[Data provided Boundary: Start]
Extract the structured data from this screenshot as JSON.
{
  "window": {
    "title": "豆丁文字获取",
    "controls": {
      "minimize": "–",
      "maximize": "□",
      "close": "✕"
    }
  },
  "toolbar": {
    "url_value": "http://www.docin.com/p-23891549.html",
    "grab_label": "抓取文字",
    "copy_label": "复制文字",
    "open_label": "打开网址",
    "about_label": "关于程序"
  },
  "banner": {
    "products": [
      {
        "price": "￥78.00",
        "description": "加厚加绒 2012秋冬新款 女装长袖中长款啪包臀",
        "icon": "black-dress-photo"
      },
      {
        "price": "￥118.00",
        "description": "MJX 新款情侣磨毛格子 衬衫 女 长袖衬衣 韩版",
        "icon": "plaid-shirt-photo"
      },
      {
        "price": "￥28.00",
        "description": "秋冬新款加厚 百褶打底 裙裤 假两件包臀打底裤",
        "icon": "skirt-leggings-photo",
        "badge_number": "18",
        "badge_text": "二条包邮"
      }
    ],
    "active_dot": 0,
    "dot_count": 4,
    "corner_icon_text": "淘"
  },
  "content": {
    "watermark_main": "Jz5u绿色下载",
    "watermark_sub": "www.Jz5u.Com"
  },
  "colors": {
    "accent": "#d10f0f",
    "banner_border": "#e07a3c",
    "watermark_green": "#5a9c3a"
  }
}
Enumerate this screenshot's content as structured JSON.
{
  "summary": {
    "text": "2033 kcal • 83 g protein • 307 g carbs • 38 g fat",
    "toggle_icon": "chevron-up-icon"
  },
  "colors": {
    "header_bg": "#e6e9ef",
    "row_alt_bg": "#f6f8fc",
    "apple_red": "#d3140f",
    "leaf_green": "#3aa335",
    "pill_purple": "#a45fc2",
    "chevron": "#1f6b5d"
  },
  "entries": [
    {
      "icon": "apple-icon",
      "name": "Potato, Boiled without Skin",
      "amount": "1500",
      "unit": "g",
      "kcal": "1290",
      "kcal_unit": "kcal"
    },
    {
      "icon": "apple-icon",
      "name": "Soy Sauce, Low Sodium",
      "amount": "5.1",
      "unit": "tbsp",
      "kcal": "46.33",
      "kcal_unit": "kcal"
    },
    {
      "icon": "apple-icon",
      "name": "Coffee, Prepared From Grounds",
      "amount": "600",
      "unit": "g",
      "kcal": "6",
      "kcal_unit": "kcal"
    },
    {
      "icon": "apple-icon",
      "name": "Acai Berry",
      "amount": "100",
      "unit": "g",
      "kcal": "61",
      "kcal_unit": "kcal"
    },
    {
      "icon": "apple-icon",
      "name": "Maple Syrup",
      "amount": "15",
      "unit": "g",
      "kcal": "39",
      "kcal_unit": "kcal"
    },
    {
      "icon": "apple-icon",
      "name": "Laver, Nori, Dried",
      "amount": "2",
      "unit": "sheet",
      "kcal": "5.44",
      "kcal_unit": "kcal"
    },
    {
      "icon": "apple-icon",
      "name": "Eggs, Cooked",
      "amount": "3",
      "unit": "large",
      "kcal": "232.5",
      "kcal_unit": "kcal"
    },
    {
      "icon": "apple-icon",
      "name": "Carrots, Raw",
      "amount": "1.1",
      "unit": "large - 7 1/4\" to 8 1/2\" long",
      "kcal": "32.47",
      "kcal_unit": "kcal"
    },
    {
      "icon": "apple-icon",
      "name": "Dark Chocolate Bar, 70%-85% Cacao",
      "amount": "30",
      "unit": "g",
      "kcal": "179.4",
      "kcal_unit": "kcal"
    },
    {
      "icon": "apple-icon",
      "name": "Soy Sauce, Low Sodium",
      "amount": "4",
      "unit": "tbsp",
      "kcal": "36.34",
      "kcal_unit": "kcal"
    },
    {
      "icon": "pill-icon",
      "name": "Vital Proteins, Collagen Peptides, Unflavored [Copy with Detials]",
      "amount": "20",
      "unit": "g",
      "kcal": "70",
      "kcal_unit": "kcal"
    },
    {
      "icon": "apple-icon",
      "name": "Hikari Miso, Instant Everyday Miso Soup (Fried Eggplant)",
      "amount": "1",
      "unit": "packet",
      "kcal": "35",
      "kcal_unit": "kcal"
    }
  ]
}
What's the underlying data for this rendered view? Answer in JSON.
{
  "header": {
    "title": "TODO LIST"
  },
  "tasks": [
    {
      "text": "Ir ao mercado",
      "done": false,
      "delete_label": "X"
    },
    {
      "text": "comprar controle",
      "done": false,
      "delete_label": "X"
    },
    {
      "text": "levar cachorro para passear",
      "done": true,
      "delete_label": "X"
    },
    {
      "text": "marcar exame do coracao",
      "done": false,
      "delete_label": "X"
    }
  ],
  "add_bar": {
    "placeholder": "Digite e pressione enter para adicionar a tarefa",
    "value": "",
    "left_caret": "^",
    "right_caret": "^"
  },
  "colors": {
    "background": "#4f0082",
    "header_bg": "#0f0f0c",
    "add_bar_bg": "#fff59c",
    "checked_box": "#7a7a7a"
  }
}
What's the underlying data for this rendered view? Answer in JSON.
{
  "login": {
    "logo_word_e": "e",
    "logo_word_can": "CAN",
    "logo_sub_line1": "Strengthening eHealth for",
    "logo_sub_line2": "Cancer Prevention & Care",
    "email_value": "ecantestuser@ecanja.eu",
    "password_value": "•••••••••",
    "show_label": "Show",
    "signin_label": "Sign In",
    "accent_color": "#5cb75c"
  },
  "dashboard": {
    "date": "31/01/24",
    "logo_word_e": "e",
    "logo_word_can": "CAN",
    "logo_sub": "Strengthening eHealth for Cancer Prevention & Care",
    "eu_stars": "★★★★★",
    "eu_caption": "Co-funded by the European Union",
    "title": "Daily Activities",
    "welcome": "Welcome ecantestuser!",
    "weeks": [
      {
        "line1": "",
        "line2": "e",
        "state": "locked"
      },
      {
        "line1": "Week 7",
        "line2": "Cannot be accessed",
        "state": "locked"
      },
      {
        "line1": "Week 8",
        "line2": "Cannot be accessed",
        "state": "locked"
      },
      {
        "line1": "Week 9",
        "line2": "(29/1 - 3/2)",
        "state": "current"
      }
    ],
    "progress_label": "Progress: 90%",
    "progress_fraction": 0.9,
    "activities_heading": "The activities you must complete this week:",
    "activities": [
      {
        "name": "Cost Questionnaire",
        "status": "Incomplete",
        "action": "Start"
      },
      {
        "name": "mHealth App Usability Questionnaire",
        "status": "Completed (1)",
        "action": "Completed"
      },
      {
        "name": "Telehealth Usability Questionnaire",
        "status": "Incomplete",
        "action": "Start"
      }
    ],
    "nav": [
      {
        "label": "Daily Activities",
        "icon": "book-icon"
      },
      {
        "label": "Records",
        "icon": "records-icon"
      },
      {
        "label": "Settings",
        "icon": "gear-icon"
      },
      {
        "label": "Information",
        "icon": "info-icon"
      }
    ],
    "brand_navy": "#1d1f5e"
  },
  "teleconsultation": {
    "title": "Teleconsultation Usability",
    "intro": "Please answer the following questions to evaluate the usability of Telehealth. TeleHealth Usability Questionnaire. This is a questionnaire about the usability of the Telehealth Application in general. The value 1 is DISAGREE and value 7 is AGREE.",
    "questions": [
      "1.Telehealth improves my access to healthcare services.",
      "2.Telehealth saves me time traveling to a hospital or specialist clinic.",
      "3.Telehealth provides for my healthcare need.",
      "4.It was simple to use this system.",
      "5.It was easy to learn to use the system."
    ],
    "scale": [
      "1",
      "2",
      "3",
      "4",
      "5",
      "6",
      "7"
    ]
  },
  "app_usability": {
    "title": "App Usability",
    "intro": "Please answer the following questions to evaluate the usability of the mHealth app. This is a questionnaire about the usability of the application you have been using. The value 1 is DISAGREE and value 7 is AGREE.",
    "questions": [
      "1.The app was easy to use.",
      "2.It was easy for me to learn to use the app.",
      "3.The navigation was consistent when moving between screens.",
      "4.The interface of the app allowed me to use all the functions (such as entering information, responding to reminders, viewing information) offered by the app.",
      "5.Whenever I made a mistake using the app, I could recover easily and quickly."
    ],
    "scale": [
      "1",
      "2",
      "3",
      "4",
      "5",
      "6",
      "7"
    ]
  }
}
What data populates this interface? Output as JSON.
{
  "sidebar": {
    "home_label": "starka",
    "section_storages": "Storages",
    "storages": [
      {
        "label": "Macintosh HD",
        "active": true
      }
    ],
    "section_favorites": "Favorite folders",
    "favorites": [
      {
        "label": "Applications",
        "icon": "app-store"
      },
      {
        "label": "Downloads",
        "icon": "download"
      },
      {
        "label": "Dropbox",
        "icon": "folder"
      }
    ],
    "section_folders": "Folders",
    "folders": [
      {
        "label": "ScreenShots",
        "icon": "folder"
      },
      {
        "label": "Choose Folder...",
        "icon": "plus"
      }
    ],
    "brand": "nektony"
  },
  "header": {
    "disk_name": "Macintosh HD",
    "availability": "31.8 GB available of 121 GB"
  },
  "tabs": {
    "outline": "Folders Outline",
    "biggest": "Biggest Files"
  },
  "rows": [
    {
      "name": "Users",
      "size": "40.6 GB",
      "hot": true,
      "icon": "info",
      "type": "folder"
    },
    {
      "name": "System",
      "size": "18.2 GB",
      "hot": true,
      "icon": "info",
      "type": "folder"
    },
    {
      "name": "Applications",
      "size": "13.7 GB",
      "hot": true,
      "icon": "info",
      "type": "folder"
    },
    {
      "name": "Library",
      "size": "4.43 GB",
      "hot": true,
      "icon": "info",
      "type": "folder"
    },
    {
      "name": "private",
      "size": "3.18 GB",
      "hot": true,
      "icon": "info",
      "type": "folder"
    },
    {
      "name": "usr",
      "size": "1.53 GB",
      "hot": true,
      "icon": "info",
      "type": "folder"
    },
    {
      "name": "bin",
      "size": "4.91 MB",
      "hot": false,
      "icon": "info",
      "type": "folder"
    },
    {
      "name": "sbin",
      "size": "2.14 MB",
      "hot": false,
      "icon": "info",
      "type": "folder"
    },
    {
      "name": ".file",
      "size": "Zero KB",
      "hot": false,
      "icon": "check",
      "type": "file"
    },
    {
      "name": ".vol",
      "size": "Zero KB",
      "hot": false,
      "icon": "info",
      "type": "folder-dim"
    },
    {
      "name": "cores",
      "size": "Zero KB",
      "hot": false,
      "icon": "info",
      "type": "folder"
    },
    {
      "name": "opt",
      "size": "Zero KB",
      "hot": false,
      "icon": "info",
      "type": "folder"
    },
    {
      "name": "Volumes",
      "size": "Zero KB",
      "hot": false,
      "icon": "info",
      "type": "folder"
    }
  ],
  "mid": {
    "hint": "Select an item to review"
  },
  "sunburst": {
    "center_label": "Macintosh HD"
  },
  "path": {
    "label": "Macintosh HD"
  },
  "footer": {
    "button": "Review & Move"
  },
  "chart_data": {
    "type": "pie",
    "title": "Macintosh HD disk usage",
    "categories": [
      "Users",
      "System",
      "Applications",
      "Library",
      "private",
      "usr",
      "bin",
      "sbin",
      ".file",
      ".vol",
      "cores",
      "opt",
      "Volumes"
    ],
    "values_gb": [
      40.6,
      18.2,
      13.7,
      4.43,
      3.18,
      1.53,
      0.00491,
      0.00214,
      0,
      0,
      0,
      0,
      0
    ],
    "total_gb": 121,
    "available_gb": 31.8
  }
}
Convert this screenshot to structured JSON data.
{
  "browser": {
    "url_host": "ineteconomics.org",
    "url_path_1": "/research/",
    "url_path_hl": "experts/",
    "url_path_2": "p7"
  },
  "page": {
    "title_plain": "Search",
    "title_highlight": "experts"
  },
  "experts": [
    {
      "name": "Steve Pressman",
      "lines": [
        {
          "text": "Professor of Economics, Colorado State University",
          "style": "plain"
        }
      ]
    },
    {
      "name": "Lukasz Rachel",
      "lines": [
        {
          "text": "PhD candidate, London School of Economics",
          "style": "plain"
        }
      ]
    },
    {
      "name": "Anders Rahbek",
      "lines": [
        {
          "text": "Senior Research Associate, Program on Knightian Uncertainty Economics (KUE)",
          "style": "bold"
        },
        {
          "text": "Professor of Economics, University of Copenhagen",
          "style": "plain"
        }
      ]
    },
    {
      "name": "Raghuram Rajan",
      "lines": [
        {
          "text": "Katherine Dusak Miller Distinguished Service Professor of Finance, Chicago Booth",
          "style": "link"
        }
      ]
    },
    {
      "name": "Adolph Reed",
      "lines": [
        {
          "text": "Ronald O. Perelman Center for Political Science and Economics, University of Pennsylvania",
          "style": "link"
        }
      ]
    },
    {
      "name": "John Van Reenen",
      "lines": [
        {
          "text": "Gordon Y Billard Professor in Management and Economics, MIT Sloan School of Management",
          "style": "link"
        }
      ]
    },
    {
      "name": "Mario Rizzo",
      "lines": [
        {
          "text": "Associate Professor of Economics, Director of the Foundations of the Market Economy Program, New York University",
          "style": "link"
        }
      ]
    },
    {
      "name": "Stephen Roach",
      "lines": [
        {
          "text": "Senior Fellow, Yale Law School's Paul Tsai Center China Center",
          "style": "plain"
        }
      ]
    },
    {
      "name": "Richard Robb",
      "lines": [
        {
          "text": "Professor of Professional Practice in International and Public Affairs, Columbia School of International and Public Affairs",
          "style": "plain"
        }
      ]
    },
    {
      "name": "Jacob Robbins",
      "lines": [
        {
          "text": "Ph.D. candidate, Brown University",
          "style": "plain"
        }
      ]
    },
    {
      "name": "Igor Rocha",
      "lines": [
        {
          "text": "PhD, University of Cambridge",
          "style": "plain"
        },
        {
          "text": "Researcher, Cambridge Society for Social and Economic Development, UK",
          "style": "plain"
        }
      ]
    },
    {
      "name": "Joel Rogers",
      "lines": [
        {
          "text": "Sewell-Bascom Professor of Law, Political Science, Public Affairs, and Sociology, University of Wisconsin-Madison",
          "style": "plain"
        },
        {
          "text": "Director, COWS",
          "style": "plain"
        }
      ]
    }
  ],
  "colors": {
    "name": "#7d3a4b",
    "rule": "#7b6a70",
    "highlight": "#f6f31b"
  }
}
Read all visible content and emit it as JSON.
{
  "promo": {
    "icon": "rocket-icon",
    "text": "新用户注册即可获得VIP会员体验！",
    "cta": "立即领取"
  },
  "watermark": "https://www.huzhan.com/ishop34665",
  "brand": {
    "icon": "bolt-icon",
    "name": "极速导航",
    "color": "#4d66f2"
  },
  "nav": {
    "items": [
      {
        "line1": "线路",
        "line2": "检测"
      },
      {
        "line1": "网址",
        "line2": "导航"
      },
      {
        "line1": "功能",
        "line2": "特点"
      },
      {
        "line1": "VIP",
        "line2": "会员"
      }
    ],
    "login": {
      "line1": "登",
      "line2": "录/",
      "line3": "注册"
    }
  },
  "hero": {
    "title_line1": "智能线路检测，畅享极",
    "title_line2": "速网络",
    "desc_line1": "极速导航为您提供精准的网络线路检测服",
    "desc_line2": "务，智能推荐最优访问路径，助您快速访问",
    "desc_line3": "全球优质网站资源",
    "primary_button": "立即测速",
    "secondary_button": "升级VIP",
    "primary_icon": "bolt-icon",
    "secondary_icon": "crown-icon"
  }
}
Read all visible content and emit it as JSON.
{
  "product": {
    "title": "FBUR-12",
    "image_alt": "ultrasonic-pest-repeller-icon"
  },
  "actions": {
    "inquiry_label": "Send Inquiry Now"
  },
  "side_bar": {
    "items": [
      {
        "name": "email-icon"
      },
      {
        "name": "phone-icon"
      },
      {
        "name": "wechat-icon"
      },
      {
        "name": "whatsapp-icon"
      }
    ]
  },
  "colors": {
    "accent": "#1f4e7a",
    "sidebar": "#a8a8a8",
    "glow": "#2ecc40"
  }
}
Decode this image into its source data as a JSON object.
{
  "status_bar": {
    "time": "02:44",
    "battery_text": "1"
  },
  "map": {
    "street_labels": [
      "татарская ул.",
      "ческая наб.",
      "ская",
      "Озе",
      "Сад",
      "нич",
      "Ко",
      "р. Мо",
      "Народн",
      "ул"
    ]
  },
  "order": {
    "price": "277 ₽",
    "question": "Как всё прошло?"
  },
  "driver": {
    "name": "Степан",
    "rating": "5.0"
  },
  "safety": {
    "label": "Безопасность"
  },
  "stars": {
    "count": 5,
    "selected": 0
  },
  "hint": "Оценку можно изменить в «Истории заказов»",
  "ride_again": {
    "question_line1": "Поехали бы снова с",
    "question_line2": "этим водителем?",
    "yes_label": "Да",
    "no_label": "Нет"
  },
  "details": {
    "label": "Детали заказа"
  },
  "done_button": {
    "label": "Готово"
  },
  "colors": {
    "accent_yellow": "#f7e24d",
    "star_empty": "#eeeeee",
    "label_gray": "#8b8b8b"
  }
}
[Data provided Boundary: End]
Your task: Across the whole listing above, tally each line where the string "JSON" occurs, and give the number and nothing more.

Task answer: 9